We both came from different lives, with different experiences, and different amounts of knowledge. One thing we can say with conviction is that it doesn’t take a background of knowledge to make a dream come true. Knowledge is available in so many forms these days: books, internet, other people, or even just imagination and practice. It is important to us to prove that ignorance isn’t an excuse, just a challenge. And so we start on this journey without much planning, without learning everything we needed to know beforehand, and with combined savings of just a few thousand pounds.
It would be easy to summarise our reasons for making this choice using well-used statements such as: ‘we were disillusioned with societal life and wanted to experience living in a more human-focused way’, or, ‘we got tired of spending our lives working to live rather than living to work’, or even, ‘city life removes one from oneself to the point where they can barely find their own humanity’, or various other things that are all true but we feel don’t really give the details that people reading about us may be looking for.
Let’s rewind just a few months, sitting in our living room, talking about life (a frequent conversation). Topics like energy, connections, individualism, consumerism, waste, the problem with society, the human condition, the power of mind… the list could go on. I think these are conversations we’ve both had hundreds of times, with people in varying situations, they often end with some kind of debate on what can actually be done about it. The ‘one person can’t make a difference’ vs ‘if each person did what they could, a difference would be made’ debate. Between the two of us we tend to agree with something along the lines of this Howard Thurman quote:
“Don’t ask yourself what the world needs. Ask yourself what makes you come alive and then go do that. Because what the world needs is people who have come alive.”
So rather than keep talking we turned our attention to noticing what we were doing that makes us feel alive. For us, it can be summarized by: nature, creativity, self-reliance, and connection.
- Nature is literally our life source. In modern city life it seems like this is often forgotten, but for us, there is nothing more satisfying than spending time with nature. Not just being in the countryside, but also recognizing the nature of everything around us; remembering that humans are part of nature, and using natural substances wherever possible, whether it be in crafting or cleaning, health or style. Working with nature, rather than against it, engenders a more balanced sense of the self, as connected to the whole. It fosters an understanding of energy as the basis of a natural system, rather than something that powers electronics.
- Creativity is what occurs when we allow the flow that exists to run through us. It tends to be over-mythologised in our culture – seen as a gift only few possess, but we see it as an almost inevitable outcome of an open and honest connection to one’s self. Whatever we may be feeling, going inwards and then bringing something out is a beautifully restorative act which results in something that can be shared.
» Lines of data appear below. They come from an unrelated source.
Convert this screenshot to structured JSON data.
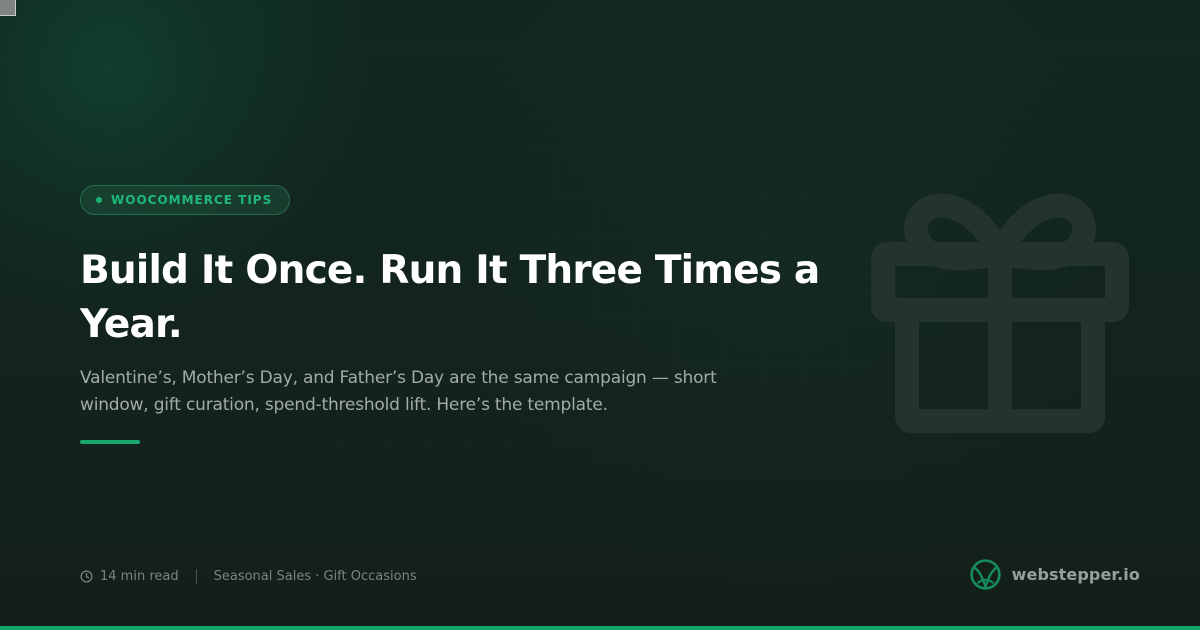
{
  "card": {
    "category_badge": "WOOCOMMERCE TIPS",
    "headline": "Build It Once. Run It Three Times a Year.",
    "subtitle": "Valentine’s, Mother’s Day, and Father’s Day are the same campaign — short window, gift curation, spend-threshold lift. Here’s the template.",
    "meta": {
      "read_time": "14 min read",
      "tags": "Seasonal Sales · Gift Occasions"
    },
    "brand": {
      "name": "webstepper.io"
    }
  },
  "icons": {
    "illustration": "gift-icon",
    "read_time": "clock-icon",
    "brand": "webstepper-logo-icon"
  },
  "colors": {
    "background": "#13231e",
    "accent": "#1aa76d",
    "badge_text": "#20b97a",
    "headline": "#ffffff",
    "body": "#a2aba7",
    "meta": "#7b8380"
  }
}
A simultaneous connection to ourselves and the outside world.
- Self-reliance is something to us that doesn’t just mean being independent, it involves self-awareness, self-responsibility, self-care, and self-honesty, all of which form a grounding that enables the sharing of ourselves in ways that our healthy and respectful of ourselves and others. These are things that are important to us in life, and become even more important when embarking on a journey that is inevitably going to meet obstacles.
- Connections exist at a basic energetic level between everything; not just people or living things, but with our environment as well. Viewing ourselves as existing independently from the whole is one of the most widespread forms of cognitive dissonance; it leaves us with an incomplete sense of self that can be felt in a very palpable but often not cognitively accessible way. When we notice how intricately everything is connected, it connects us to life, allowing these connections to exist; feeling them, fostering and enriching them, is the most powerful and life-affirming thing we can do.
Noticing what brings you alive is easy in comparison to dedicating your life to it – so they say – you can’t just give up work and do what you like, how will you survive? So this was the next question we asked ourselves. We knew what we wanted, we knew why we wanted it, but how could we put it into practice to the full extent? The answer to these questions led to a plan that will take patience and dedication to achieve.
The end goal is to open an off grid campsite, somewhere we can live in touch with nature, create art and connect with the local environment to fulfill our ‘what brings us alive’, but also a place where we can host people who are interested in this type of lifestyle, somewhere people can come and experience what life off grid is like and learn about the various practical aspects of it.
In order to achieve this goal, we have to raise money for the land. Yep, first obstacle.. but also first opportunity. The need to remain connected in some way to the societal money machine gave us the opportunity to form some steps toward the bigger goal. With this in mind, we decided to get a campervan. This will give us the opportunity to begin acquiring the knowledge needed to disconnect from the grid, while still being able to finish the projects we’ve committed to in London. From a moral standpoint, we don’t want to disregard the people we have made commitments to just because we are changing our lifestyle, and from a practical standpoint we’re not trying to throw ourselves into the deep end before we even learned how to swim.
This blog will be a record of our journey, we’d be honored to have you follow the highs and lows with us. And would love to hear any feedback you have. So… ‘here goes nothing’!